_Boundary spanning: the gatekeeper of innovation is a great little paper from Sean Ansett, Director of Partnerships with GAP Clothing. His job was to bring clothes to market before consumers knew they wanted them; his challenge was to integrate a complex supply chain to be more responsive. In this short essay, Ansett’s explores the mindset capabilities that are needed to integrate. And while it doesn’t directly address design thinking or design skillsets, it covers similar ground borrowing from a different lexicon.
_MassLocalism is a term used to describe the shift from top down to crowd-sourced change. This work by the excellent UK think tank, NESTA is a guide to policymakers on the rise of mass localism, why is remains untapped, and strategies NESTA use to harness.
_Restarting Britain 2 builds on work by the UK parliament that positioned design education firmly as an imperative in economic growth. This inquiry asked how design could now be extended to aid policy design for better legislation, and better public services in the 21st C at a time when more is needed from less.
_Constellation Collaboration is an attempt by Canada’s Centre for Social Innovation to sketch out an alternative model of shared governance for when shared decision making is needed. And while the need for shared models of governance are a common cry in Australia, few invest in the design of organisations and decision structures like this.
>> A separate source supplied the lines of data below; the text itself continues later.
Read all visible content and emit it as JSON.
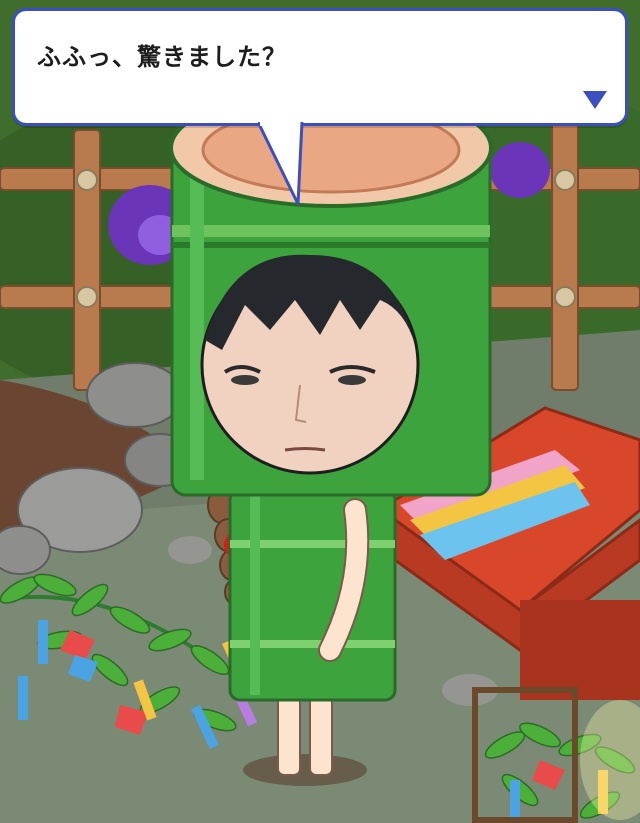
{
  "dialog": {
    "text": "ふふっ、驚きました？",
    "advance_icon": "triangle-down-icon"
  },
  "scene": {
    "description_colors": {
      "dialog_border": "#3b4fc2",
      "bamboo_green": "#3da33d",
      "table_red": "#d9472b"
    }
  }
}
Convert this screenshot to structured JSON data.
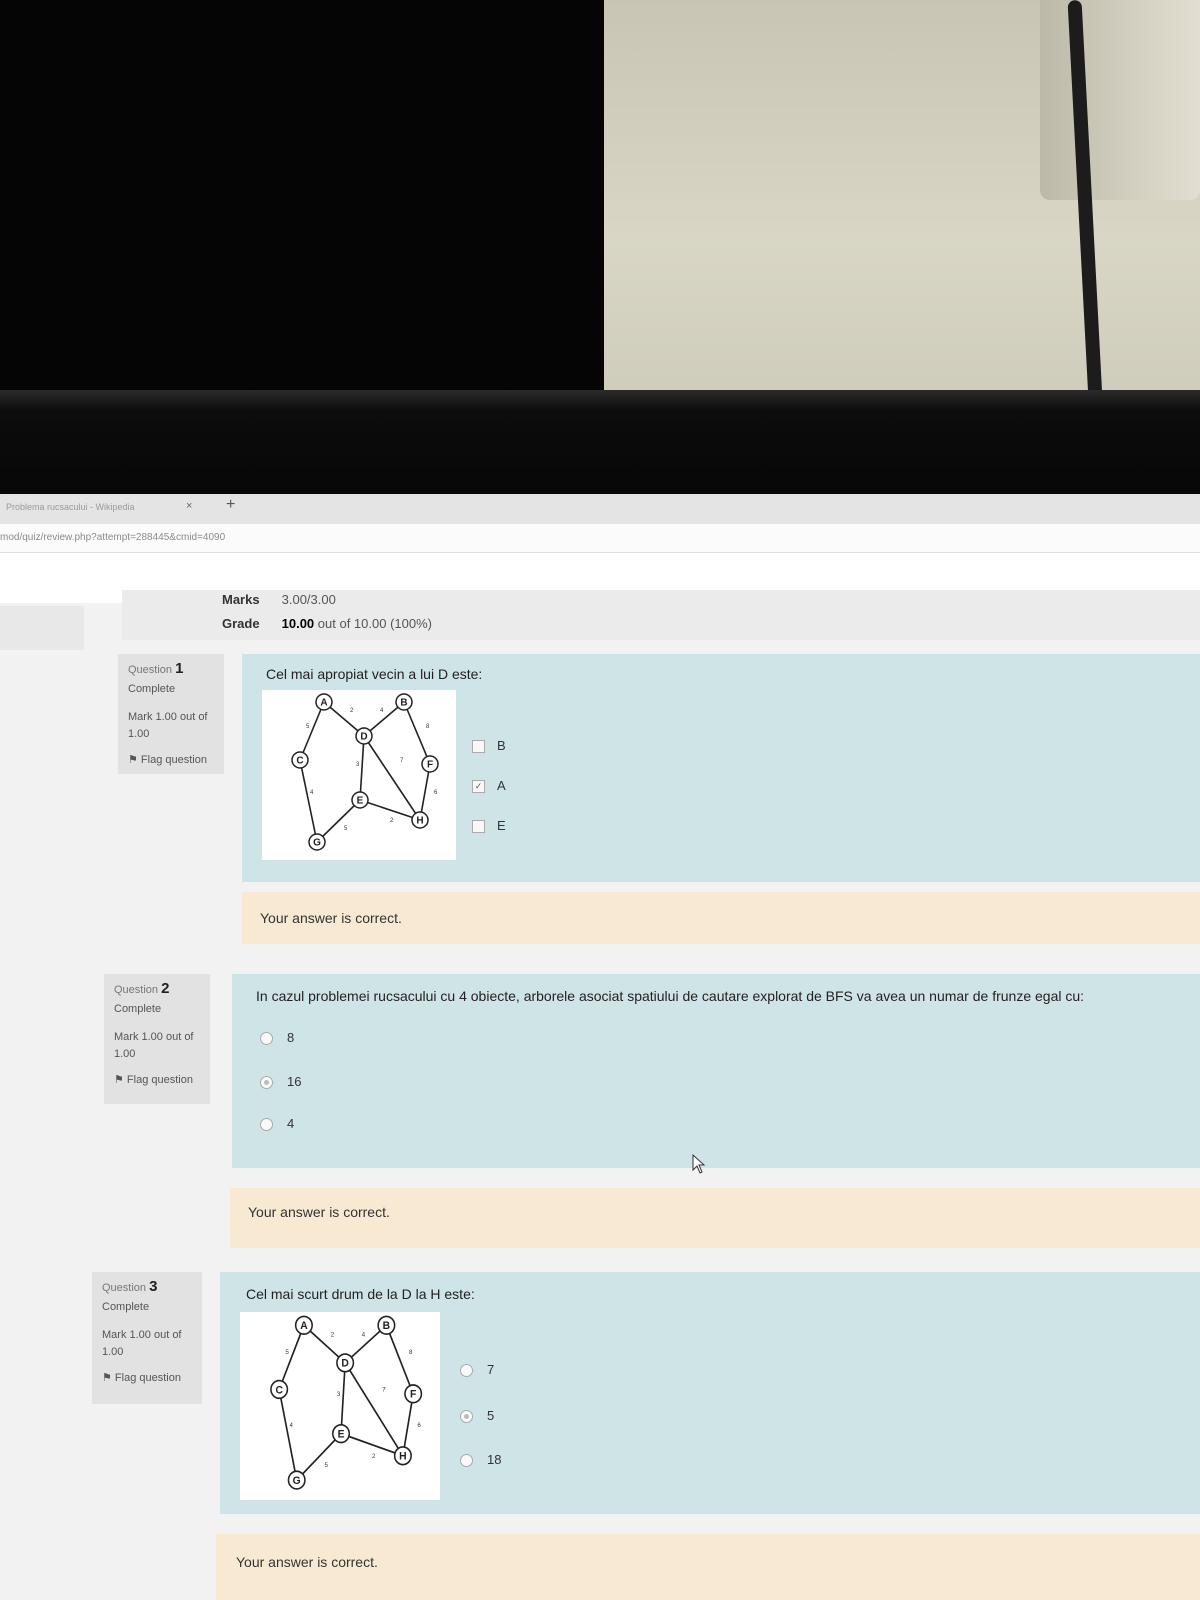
{
  "browser": {
    "tab_title": "Problema rucsacului - Wikipedia",
    "tab_close": "×",
    "new_tab": "+",
    "url": "mod/quiz/review.php?attempt=288445&cmid=4090"
  },
  "summary": {
    "marks_label": "Marks",
    "marks_value": "3.00/3.00",
    "grade_label": "Grade",
    "grade_value_bold": "10.00",
    "grade_value_rest": "out of 10.00",
    "grade_percent": "(100%)"
  },
  "common": {
    "question_word": "Question",
    "state": "Complete",
    "mark_text": "Mark 1.00 out of 1.00",
    "flag": "Flag question",
    "feedback": "Your answer is correct."
  },
  "questions": [
    {
      "number": "1",
      "text": "Cel mai apropiat vecin a lui D este:",
      "options": [
        {
          "label": "B",
          "checked": false
        },
        {
          "label": "A",
          "checked": true
        },
        {
          "label": "E",
          "checked": false
        }
      ]
    },
    {
      "number": "2",
      "text": "In cazul problemei rucsacului cu 4 obiecte, arborele asociat spatiului de cautare explorat de BFS va avea un numar de frunze egal cu:",
      "options": [
        {
          "label": "8",
          "checked": false
        },
        {
          "label": "16",
          "checked": true
        },
        {
          "label": "4",
          "checked": false
        }
      ]
    },
    {
      "number": "3",
      "text": "Cel mai scurt drum de la D la H este:",
      "options": [
        {
          "label": "7",
          "checked": false
        },
        {
          "label": "5",
          "checked": true
        },
        {
          "label": "18",
          "checked": false
        }
      ]
    }
  ],
  "graph": {
    "nodes": [
      "A",
      "B",
      "C",
      "D",
      "E",
      "F",
      "G",
      "H"
    ],
    "weights": [
      "5",
      "2",
      "4",
      "8",
      "3",
      "7",
      "4",
      "6",
      "5",
      "2"
    ]
  }
}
_Vision for Danish design in 2020 is the sort of policy statement we all wish our own local government’s could claim as their own. From a small committee of six people in 2010-2011, Denmark states it’s position on design as an essential capability in their strategic infrastructure to support local innovation.
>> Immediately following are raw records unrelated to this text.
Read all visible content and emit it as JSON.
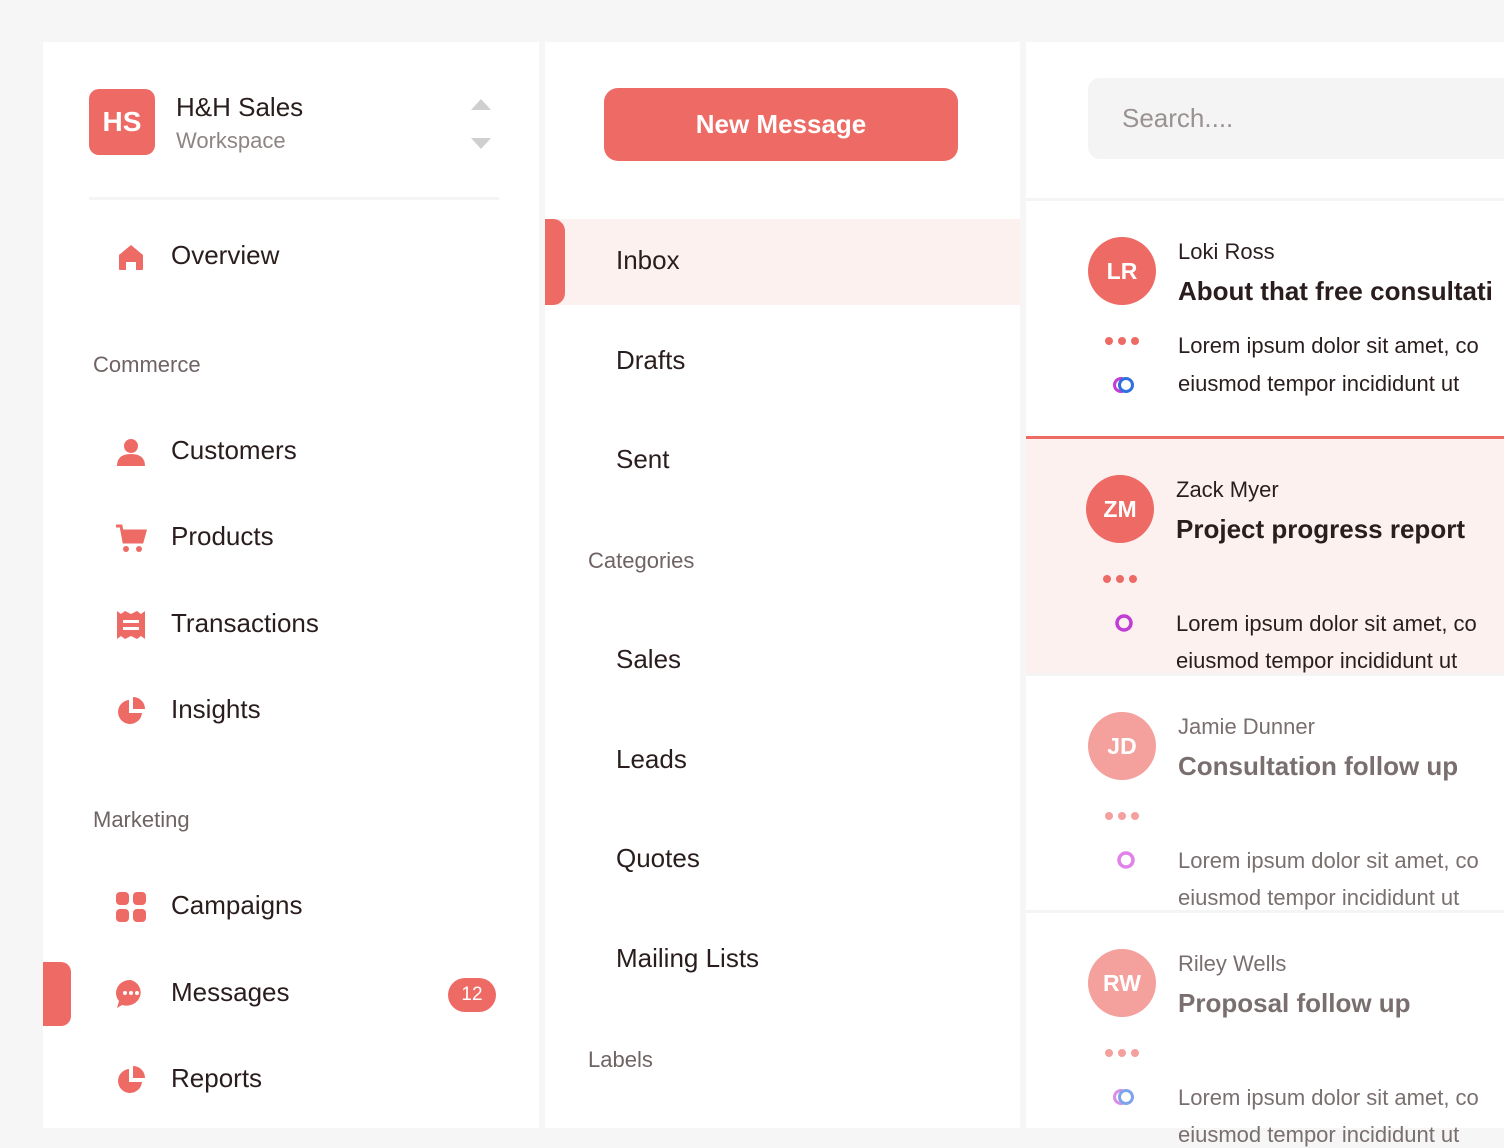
{
  "workspace": {
    "initials": "HS",
    "name": "H&H Sales",
    "subtitle": "Workspace"
  },
  "sidebar": {
    "overview": "Overview",
    "sections": {
      "commerce": "Commerce",
      "marketing": "Marketing"
    },
    "commerce_items": [
      {
        "label": "Customers",
        "icon": "person-icon"
      },
      {
        "label": "Products",
        "icon": "cart-icon"
      },
      {
        "label": "Transactions",
        "icon": "receipt-icon"
      },
      {
        "label": "Insights",
        "icon": "pie-chart-icon"
      }
    ],
    "marketing_items": [
      {
        "label": "Campaigns",
        "icon": "grid-icon"
      },
      {
        "label": "Messages",
        "icon": "chat-bubble-icon",
        "badge": "12",
        "active": true
      },
      {
        "label": "Reports",
        "icon": "pie-chart-icon"
      }
    ]
  },
  "folders": {
    "new_message": "New Message",
    "main": [
      {
        "label": "Inbox",
        "active": true
      },
      {
        "label": "Drafts"
      },
      {
        "label": "Sent"
      }
    ],
    "categories_label": "Categories",
    "categories": [
      "Sales",
      "Leads",
      "Quotes",
      "Mailing Lists"
    ],
    "labels_label": "Labels"
  },
  "search": {
    "placeholder": "Search...."
  },
  "messages": [
    {
      "initials": "LR",
      "sender": "Loki Ross",
      "subject": "About that free consultati",
      "line1": "Lorem ipsum dolor sit amet, co",
      "line2": "eiusmod tempor incididunt ut",
      "avatar_color": "#ee6a65"
    },
    {
      "initials": "ZM",
      "sender": "Zack Myer",
      "subject": "Project progress report",
      "line1": "Lorem ipsum dolor sit amet, co",
      "line2": "eiusmod tempor incididunt ut",
      "avatar_color": "#ee6a65",
      "selected": true
    },
    {
      "initials": "JD",
      "sender": "Jamie Dunner",
      "subject": "Consultation follow up",
      "line1": "Lorem ipsum dolor sit amet, co",
      "line2": "eiusmod tempor incididunt ut",
      "avatar_color": "#f4a09d"
    },
    {
      "initials": "RW",
      "sender": "Riley Wells",
      "subject": "Proposal follow up",
      "line1": "Lorem ipsum dolor sit amet, co",
      "line2": "eiusmod tempor incididunt ut",
      "avatar_color": "#f4a09d"
    }
  ],
  "colors": {
    "accent": "#ee6a65",
    "accent_light": "#fdf1f0",
    "ring_blue": "#2f6fe0",
    "ring_purple": "#c23cd6"
  }
}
_Design policy in Wales is a design policy for Wales, UK first published in 2002. The policy covers planning, changing infrastructure, responses to risks from flood and climate change, transport and streets.
_Mission for Finland sets the standard for a national branding strategy. Avoiding the usual lurch to a graphic, the work was prepared by a group of industry and community leaders – all entirely outside of government. It includes the purposely madcap statements like ‘we want people to stop asking is there a doctor on board, and start asking – is there a Finn on board?’
Australian knowledge base
_Australia’s Built Environment Industry Innovation Council included representatives from government, industry, trades, and tertiary sector. It’s FinalReportToGovernment2012 neatly distilled a range of challenges facing Australia’s built environment; headlined by the consensus that, after textiles and automotive, construction has the potential to be Australia’s next ‘failed sector’.
_Transforming Australian Cities was an instant hit when launched in 2009. Copied many times since, the focus of this paper was on turning our gaze inwards to those parts of our cities with existing infrastructure as a way of alleviating ballooning infrastructure costs and ensuring the amenity we all look for in where we live.
_Measuring Up: the value add of architecture to the innovation economy. A research project with UTS to explore the value of architecture beyond the object alone (often measured through property or construction-related metrics).
_Framework for a Community Engagement Strategy is a proposal put together by ARUP and Naked Communications in response to a call from government (via the Built Environment Industry Innovation Council) for a way to engage people in the positive potential of a better built environment. Instead of a website, empathic-but-disempowered middle tier bureaucrats and endless post-it note sessions, this framework really looked at options to promote a ‘pull’ in the market towards ‘better’.